Why do we follow the regular path? Why do we never think of breaking the process? I recently read the book The Pathless Path: Imagining a New Story for Work and Life by Paul Millerd, and that led me to believe that there are people who are questioning the status quo (of course, the percentage is very low, but still there).
Process in most organizations or teams is something that, once determined, is just part of the routine. Numbers and reports come up every month, but no one takes the time to actually look at and question them. When that’s the path we take, the meaning of every ceremony or sync-up or meeting gets lost. Now we just do them because we are supposed to.
So, does the process really lead you anywhere? Self-discovery? Team bonding? Dynamic teamwork? Better thinking? If the answer is no, it’s time to change the process.
Process for me triggers thinking. So instead of looking into the “tasks to get done” every day, do you want to replace it with something else? Maybe look at team deliverables with detailed data? When you run a team survey, do you want to include sensitive questions like, “Are you experiencing burnout?” And instead of pushing back the evitable, we try to create a system that allows everyone to develop insights into their own (and the team’s) performance.

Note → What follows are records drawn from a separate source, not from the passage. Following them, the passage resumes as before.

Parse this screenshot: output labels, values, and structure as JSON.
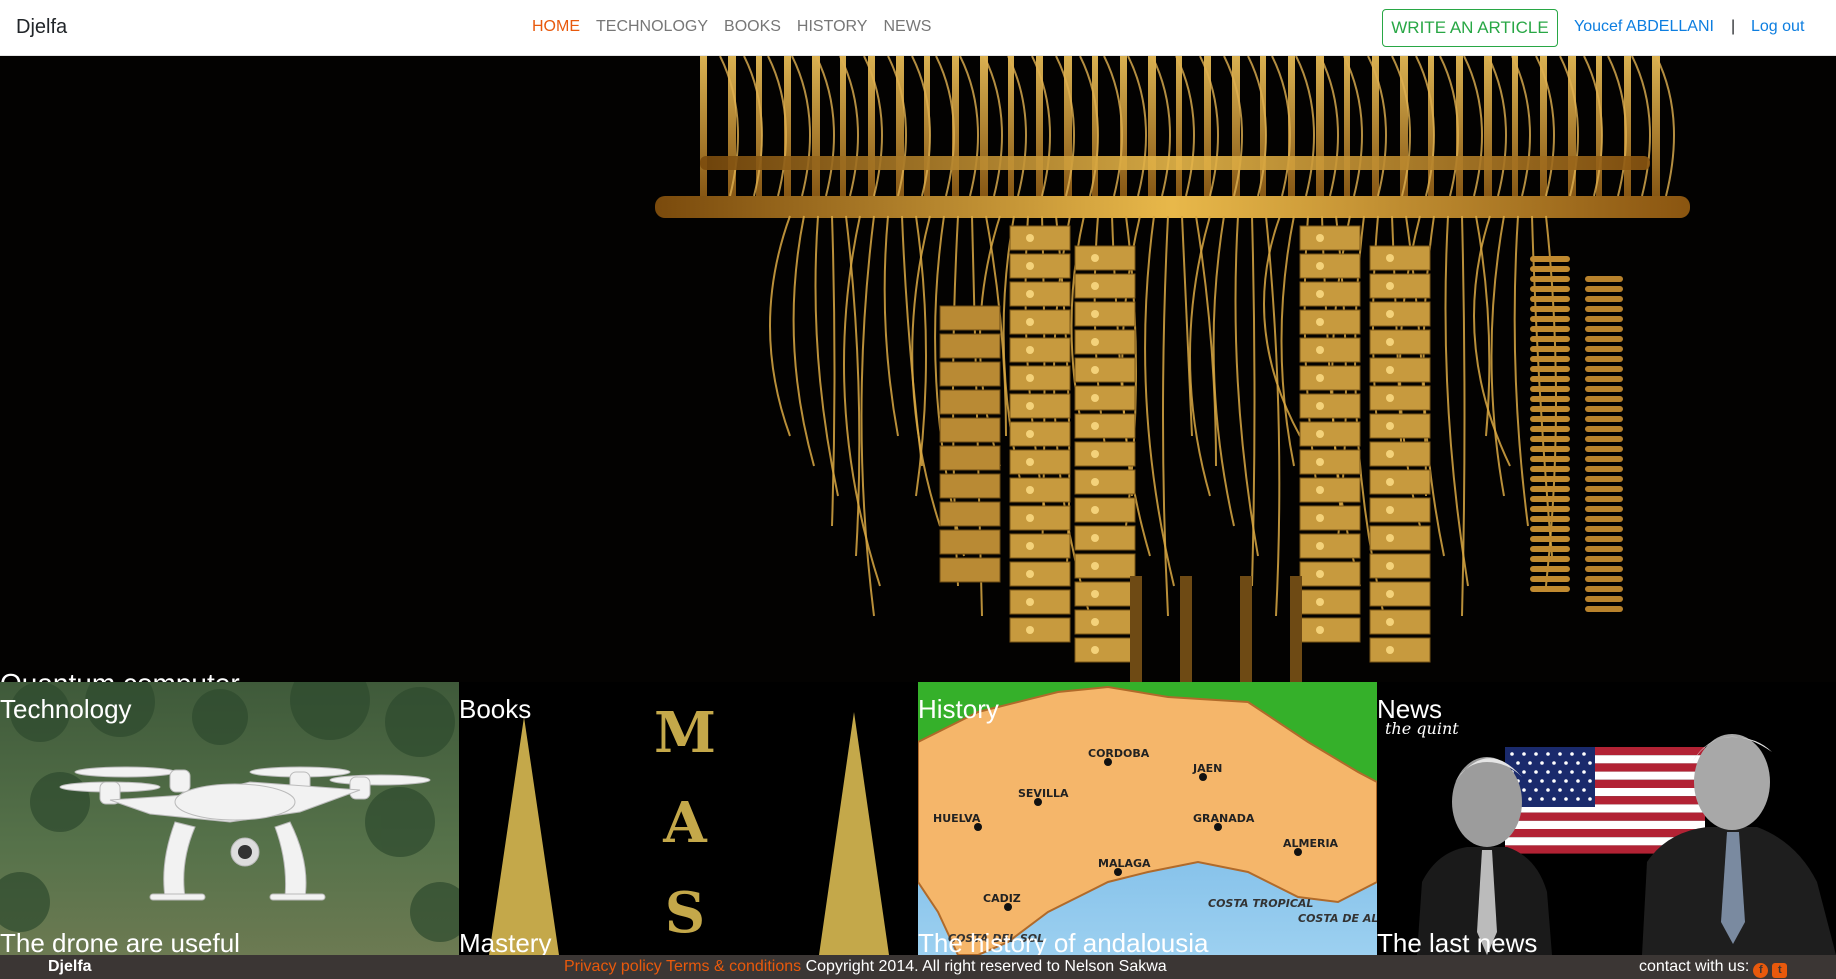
{
  "navbar": {
    "brand": "Djelfa",
    "links": [
      "HOME",
      "TECHNOLOGY",
      "BOOKS",
      "HISTORY",
      "NEWS"
    ],
    "active_link": "HOME",
    "write_button": "WRITE AN ARTICLE",
    "user_name": "Youcef ABDELLANI",
    "separator": "|",
    "logout": "Log out"
  },
  "hero": {
    "title": "Quantum computer"
  },
  "cards": [
    {
      "category": "Technology",
      "title": "The drone are useful"
    },
    {
      "category": "Books",
      "title": "Mastery",
      "cover_letters": "MAS"
    },
    {
      "category": "History",
      "title": "The history of andalousia",
      "map_labels": [
        "CORDOBA",
        "JAEN",
        "SEVILLA",
        "HUELVA",
        "GRANADA",
        "ALMERIA",
        "MALAGA",
        "CADIZ",
        "COSTA TROPICAL",
        "COSTA DEL SOL",
        "COSTA DE ALMERIA"
      ]
    },
    {
      "category": "News",
      "title": "The last news",
      "watermark": "the quint"
    }
  ],
  "footer": {
    "brand": "Djelfa",
    "privacy": "Privacy policy",
    "terms": "Terms & conditions",
    "copyright": "Copyright 2014. All right reserved to Nelson Sakwa",
    "contact": "contact with us:",
    "social_icons": [
      "facebook-icon",
      "twitter-icon"
    ]
  },
  "colors": {
    "accent": "#e8590c",
    "link": "#0d7ee0",
    "success": "#28a745",
    "footer_bg": "#3b3634"
  }
}
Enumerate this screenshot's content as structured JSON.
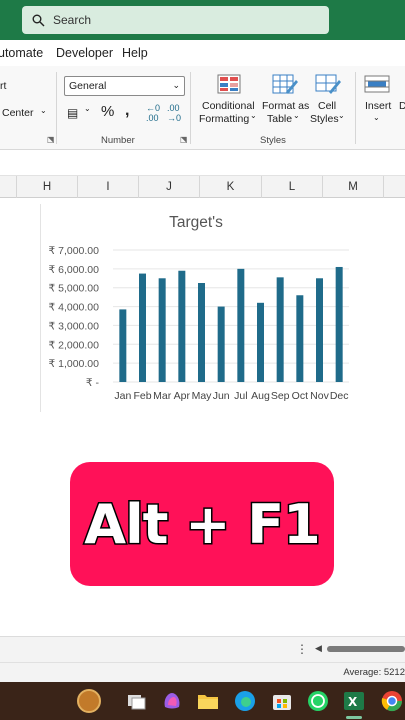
{
  "search": {
    "placeholder": "Search"
  },
  "menu": {
    "items": [
      "utomate",
      "Developer",
      "Help"
    ]
  },
  "ribbon": {
    "alignment": {
      "wrap_partial": "rt",
      "merge_partial": "Center"
    },
    "number": {
      "format_value": "General",
      "label": "Number"
    },
    "styles": {
      "conditional": [
        "Conditional",
        "Formatting"
      ],
      "format_as_table": [
        "Format as",
        "Table"
      ],
      "cell_styles": [
        "Cell",
        "Styles"
      ],
      "label": "Styles"
    },
    "cells": {
      "insert": "Insert",
      "partial": "D"
    }
  },
  "columns": [
    "H",
    "I",
    "J",
    "K",
    "L",
    "M"
  ],
  "chart_data": {
    "type": "bar",
    "title": "Target's",
    "categories": [
      "Jan",
      "Feb",
      "Mar",
      "Apr",
      "May",
      "Jun",
      "Jul",
      "Aug",
      "Sep",
      "Oct",
      "Nov",
      "Dec"
    ],
    "values": [
      3850,
      5750,
      5500,
      5900,
      5250,
      4000,
      6000,
      4200,
      5550,
      4600,
      5500,
      6100
    ],
    "y_tick_labels": [
      "₹ 7,000.00",
      "₹ 6,000.00",
      "₹ 5,000.00",
      "₹ 4,000.00",
      "₹ 3,000.00",
      "₹ 2,000.00",
      "₹ 1,000.00",
      "₹ -"
    ],
    "ylim": [
      0,
      7000
    ],
    "grid": true,
    "bar_color": "#1f6b8a"
  },
  "overlay": {
    "text": "Alt + F1",
    "color": "#ff1158"
  },
  "status": {
    "average": "Average: 5212"
  },
  "colors": {
    "excel_green": "#1e7a47",
    "taskbar": "#3a2418"
  }
}
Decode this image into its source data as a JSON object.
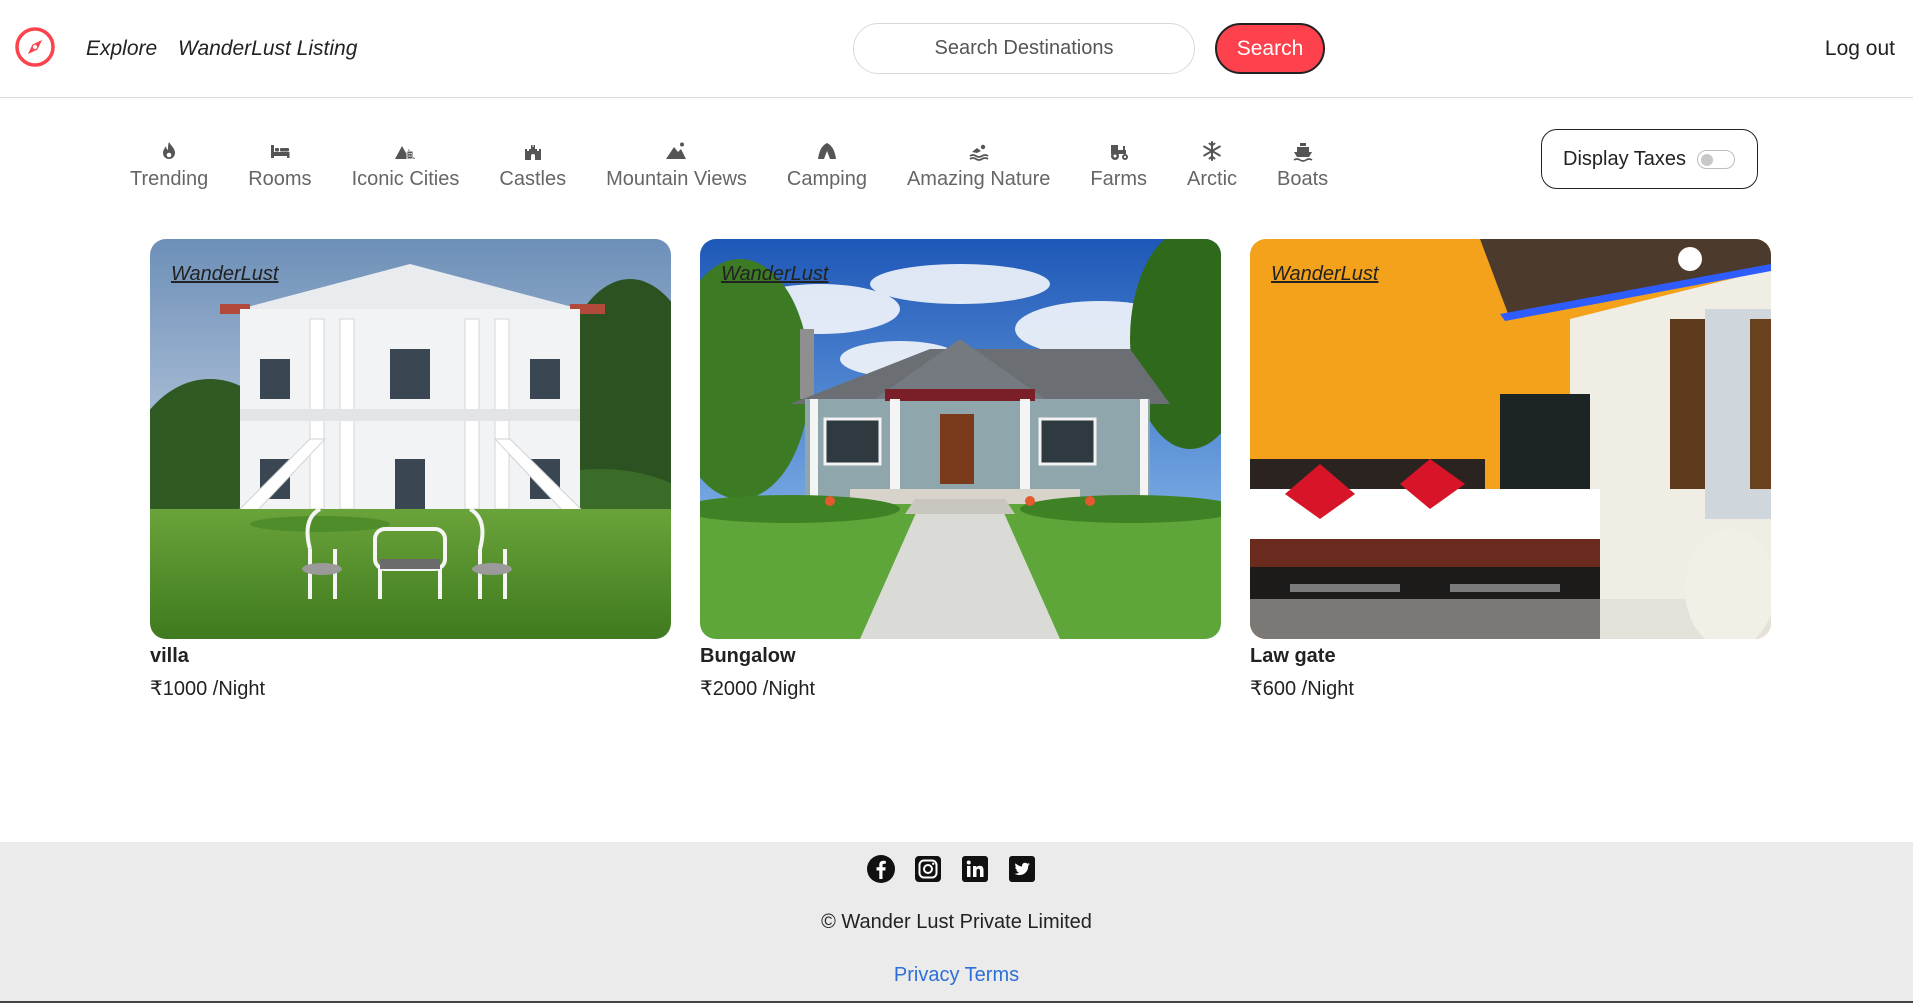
{
  "navbar": {
    "explore": "Explore",
    "listing": "WanderLust Listing",
    "search_placeholder": "Search Destinations",
    "search_button": "Search",
    "logout": "Log out",
    "logo_icon": "compass-icon",
    "accent_color": "#fe424d"
  },
  "filters": [
    {
      "label": "Trending",
      "icon": "fire-icon"
    },
    {
      "label": "Rooms",
      "icon": "bed-icon"
    },
    {
      "label": "Iconic Cities",
      "icon": "city-icon"
    },
    {
      "label": "Castles",
      "icon": "castle-icon"
    },
    {
      "label": "Mountain Views",
      "icon": "mountain-icon"
    },
    {
      "label": "Camping",
      "icon": "tent-icon"
    },
    {
      "label": "Amazing Nature",
      "icon": "swimmer-icon"
    },
    {
      "label": "Farms",
      "icon": "tractor-icon"
    },
    {
      "label": "Arctic",
      "icon": "snowflake-icon"
    },
    {
      "label": "Boats",
      "icon": "ship-icon"
    }
  ],
  "tax_toggle": {
    "label": "Display Taxes",
    "enabled": false
  },
  "listings": [
    {
      "brand": "WanderLust",
      "title": "villa",
      "price": "₹1000 /Night"
    },
    {
      "brand": "WanderLust",
      "title": "Bungalow",
      "price": "₹2000 /Night"
    },
    {
      "brand": "WanderLust",
      "title": "Law gate",
      "price": "₹600 /Night"
    }
  ],
  "footer": {
    "socials": [
      "facebook-icon",
      "instagram-icon",
      "linkedin-icon",
      "twitter-icon"
    ],
    "copyright": "© Wander Lust Private Limited",
    "privacy": "Privacy",
    "terms": "Terms",
    "link_color": "#2d6fd6"
  }
}
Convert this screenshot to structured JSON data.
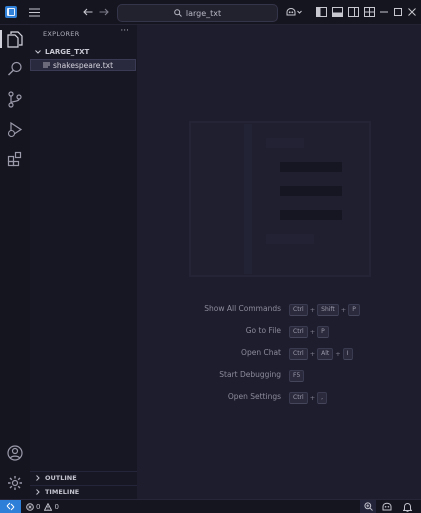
{
  "titlebar": {
    "search_text": "large_txt"
  },
  "sidebar": {
    "title": "EXPLORER",
    "more": "···",
    "folder": "LARGE_TXT",
    "file": "shakespeare.txt",
    "sections": [
      "OUTLINE",
      "TIMELINE"
    ]
  },
  "editor": {
    "shortcuts": [
      {
        "label": "Show All Commands",
        "keys": [
          "Ctrl",
          "Shift",
          "P"
        ]
      },
      {
        "label": "Go to File",
        "keys": [
          "Ctrl",
          "P"
        ]
      },
      {
        "label": "Open Chat",
        "keys": [
          "Ctrl",
          "Alt",
          "I"
        ]
      },
      {
        "label": "Start Debugging",
        "keys": [
          "F5"
        ]
      },
      {
        "label": "Open Settings",
        "keys": [
          "Ctrl",
          ","
        ]
      }
    ],
    "plus": "+"
  },
  "statusbar": {
    "errors": "0",
    "warnings": "0"
  },
  "colors": {
    "accent": "#2d7fd8",
    "background": "#1d1d2d",
    "sidebar": "#171724"
  }
}
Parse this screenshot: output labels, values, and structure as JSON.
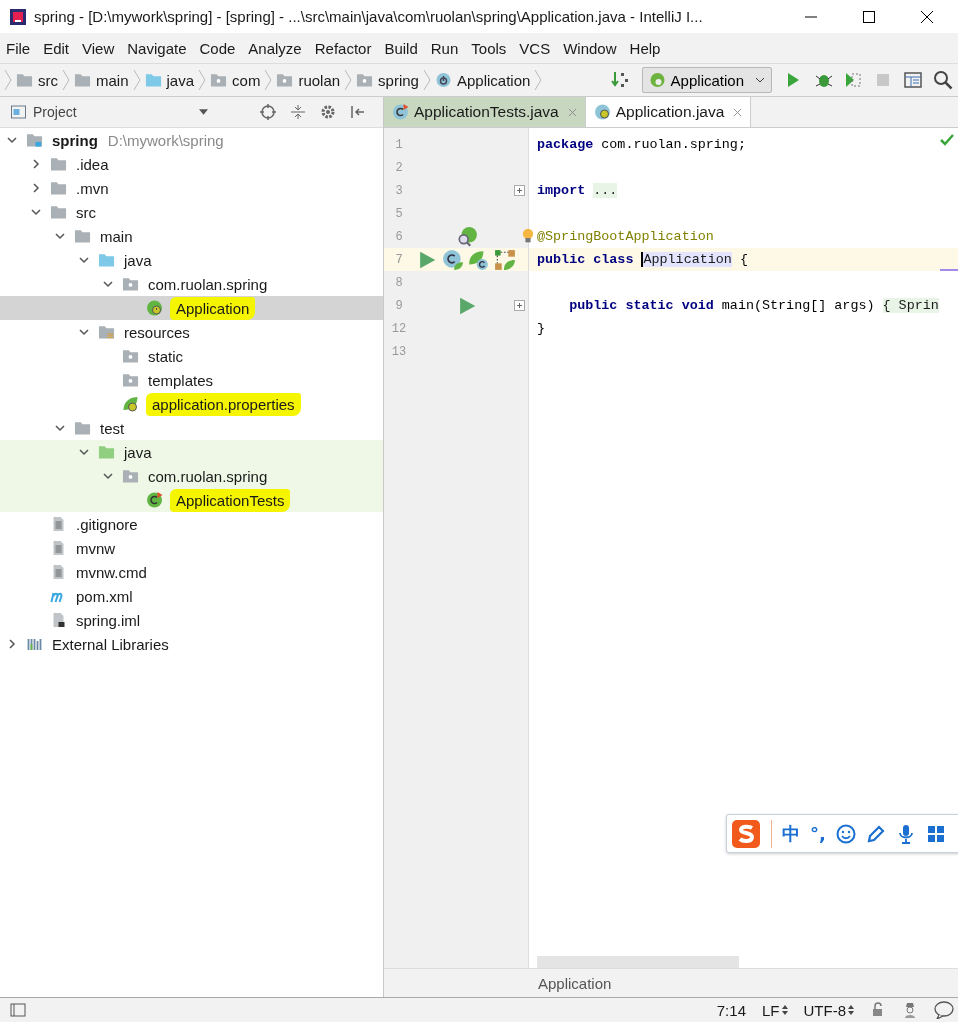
{
  "window": {
    "title": "spring - [D:\\mywork\\spring] - [spring] - ...\\src\\main\\java\\com\\ruolan\\spring\\Application.java - IntelliJ I..."
  },
  "menu": [
    "File",
    "Edit",
    "View",
    "Navigate",
    "Code",
    "Analyze",
    "Refactor",
    "Build",
    "Run",
    "Tools",
    "VCS",
    "Window",
    "Help"
  ],
  "breadcrumbs": [
    {
      "label": "src",
      "kind": "folder"
    },
    {
      "label": "main",
      "kind": "folder"
    },
    {
      "label": "java",
      "kind": "source"
    },
    {
      "label": "com",
      "kind": "package"
    },
    {
      "label": "ruolan",
      "kind": "package"
    },
    {
      "label": "spring",
      "kind": "package"
    },
    {
      "label": "Application",
      "kind": "spring-class"
    }
  ],
  "run_config": {
    "label": "Application"
  },
  "project_panel": {
    "title": "Project"
  },
  "tree": [
    {
      "name": "spring",
      "path": "D:\\mywork\\spring",
      "kind": "module",
      "expanded": true,
      "selected": false,
      "highlighted": false,
      "tinted": false,
      "children": [
        {
          "name": ".idea",
          "kind": "folder",
          "expanded": false,
          "selected": false,
          "highlighted": false,
          "tinted": false
        },
        {
          "name": ".mvn",
          "kind": "folder",
          "expanded": false,
          "selected": false,
          "highlighted": false,
          "tinted": false
        },
        {
          "name": "src",
          "kind": "folder",
          "expanded": true,
          "selected": false,
          "highlighted": false,
          "tinted": false,
          "children": [
            {
              "name": "main",
              "kind": "folder",
              "expanded": true,
              "selected": false,
              "highlighted": false,
              "tinted": false,
              "children": [
                {
                  "name": "java",
                  "kind": "source",
                  "expanded": true,
                  "selected": false,
                  "highlighted": false,
                  "tinted": false,
                  "children": [
                    {
                      "name": "com.ruolan.spring",
                      "kind": "package",
                      "expanded": true,
                      "selected": false,
                      "highlighted": false,
                      "tinted": false,
                      "children": [
                        {
                          "name": "Application",
                          "kind": "spring-class",
                          "selected": true,
                          "highlighted": true,
                          "tinted": false
                        }
                      ]
                    }
                  ]
                },
                {
                  "name": "resources",
                  "kind": "resources",
                  "expanded": true,
                  "selected": false,
                  "highlighted": false,
                  "tinted": false,
                  "children": [
                    {
                      "name": "static",
                      "kind": "package",
                      "selected": false,
                      "highlighted": false,
                      "tinted": false
                    },
                    {
                      "name": "templates",
                      "kind": "package",
                      "selected": false,
                      "highlighted": false,
                      "tinted": false
                    },
                    {
                      "name": "application.properties",
                      "kind": "properties",
                      "selected": false,
                      "highlighted": true,
                      "tinted": false
                    }
                  ]
                }
              ]
            },
            {
              "name": "test",
              "kind": "folder",
              "expanded": true,
              "selected": false,
              "highlighted": false,
              "tinted": false,
              "children": [
                {
                  "name": "java",
                  "kind": "test-source",
                  "expanded": true,
                  "selected": false,
                  "highlighted": false,
                  "tinted": true,
                  "children": [
                    {
                      "name": "com.ruolan.spring",
                      "kind": "package",
                      "expanded": true,
                      "selected": false,
                      "highlighted": false,
                      "tinted": true,
                      "children": [
                        {
                          "name": "ApplicationTests",
                          "kind": "test-class",
                          "selected": false,
                          "highlighted": true,
                          "tinted": true
                        }
                      ]
                    }
                  ]
                }
              ]
            }
          ]
        },
        {
          "name": ".gitignore",
          "kind": "file",
          "selected": false,
          "highlighted": false,
          "tinted": false
        },
        {
          "name": "mvnw",
          "kind": "file",
          "selected": false,
          "highlighted": false,
          "tinted": false
        },
        {
          "name": "mvnw.cmd",
          "kind": "file",
          "selected": false,
          "highlighted": false,
          "tinted": false
        },
        {
          "name": "pom.xml",
          "kind": "maven",
          "selected": false,
          "highlighted": false,
          "tinted": false
        },
        {
          "name": "spring.iml",
          "kind": "iml",
          "selected": false,
          "highlighted": false,
          "tinted": false
        }
      ]
    },
    {
      "name": "External Libraries",
      "kind": "libraries",
      "expanded": false,
      "selected": false,
      "highlighted": false,
      "tinted": false
    }
  ],
  "tabs": [
    {
      "label": "ApplicationTests.java",
      "kind": "test-class",
      "selected": false
    },
    {
      "label": "Application.java",
      "kind": "spring-class",
      "selected": true
    }
  ],
  "code": [
    {
      "number": "1",
      "segments": [
        {
          "text": "package",
          "kind": "keyword"
        },
        {
          "text": "com.ruolan.spring;",
          "kind": "plain",
          "spaced": true
        }
      ]
    },
    {
      "number": "2"
    },
    {
      "number": "3",
      "fold": true,
      "segments": [
        {
          "text": "import",
          "kind": "keyword"
        },
        {
          "text": "...",
          "kind": "folded",
          "spaced": true
        }
      ]
    },
    {
      "number": "5"
    },
    {
      "number": "6",
      "gutter": [
        {
          "kind": "bean-search"
        }
      ],
      "bulb": true,
      "segments": [
        {
          "text": "@SpringBootApplication",
          "kind": "annotation"
        }
      ]
    },
    {
      "number": "7",
      "current": true,
      "gutter": [
        {
          "kind": "run"
        },
        {
          "kind": "class-bean"
        },
        {
          "kind": "spring-bean"
        },
        {
          "kind": "diagram"
        }
      ],
      "segments": [
        {
          "text": "public class",
          "kind": "keyword"
        },
        {
          "text": "Application",
          "kind": "usage",
          "spaced": true
        },
        {
          "text": "{",
          "kind": "plain",
          "spaced": true
        }
      ]
    },
    {
      "number": "8"
    },
    {
      "number": "9",
      "fold": true,
      "indented": true,
      "gutter": [
        {
          "kind": "run-indent"
        }
      ],
      "segments": [
        {
          "text": "public static void",
          "kind": "keyword"
        },
        {
          "text": "main(String[] args)",
          "kind": "plain",
          "spaced": true
        },
        {
          "text": "{ Sprin",
          "kind": "folded",
          "spaced": true
        }
      ]
    },
    {
      "number": "12",
      "segments": [
        {
          "text": "}",
          "kind": "plain"
        }
      ]
    },
    {
      "number": "13"
    }
  ],
  "editor_breadcrumb": "Application",
  "ime_toolbar": {
    "items": [
      "中",
      "°,"
    ]
  },
  "status_bar": {
    "position": "7:14",
    "line_separator": "LF",
    "encoding": "UTF-8"
  }
}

Here are some things to think about:
Replace the standard three daily standup questions with better questions, so the work you do is acknowledged. Focus on the work done as much as you focus on what needs to get done.
Team retrospectives can be done with anonymous surveys to bring out better inputs that actually improve team health. Remember, happier teams = better outputs.
During planning, look at how much churn happens every sprint, and why. What can be done to reduce it? Is any rework taking a toll on teams?
Encourage everyone to question the planning, and come up with better plans (especially the newcomers—they need to feel engaged and listened to).
Don’t be afraid to bring in a new way of thinking or planning if it works for everyone.
Agile is for everyone, not just for team leads and domain experts. When everyone participates, they feel included and acknowledged—and the process brings out the best.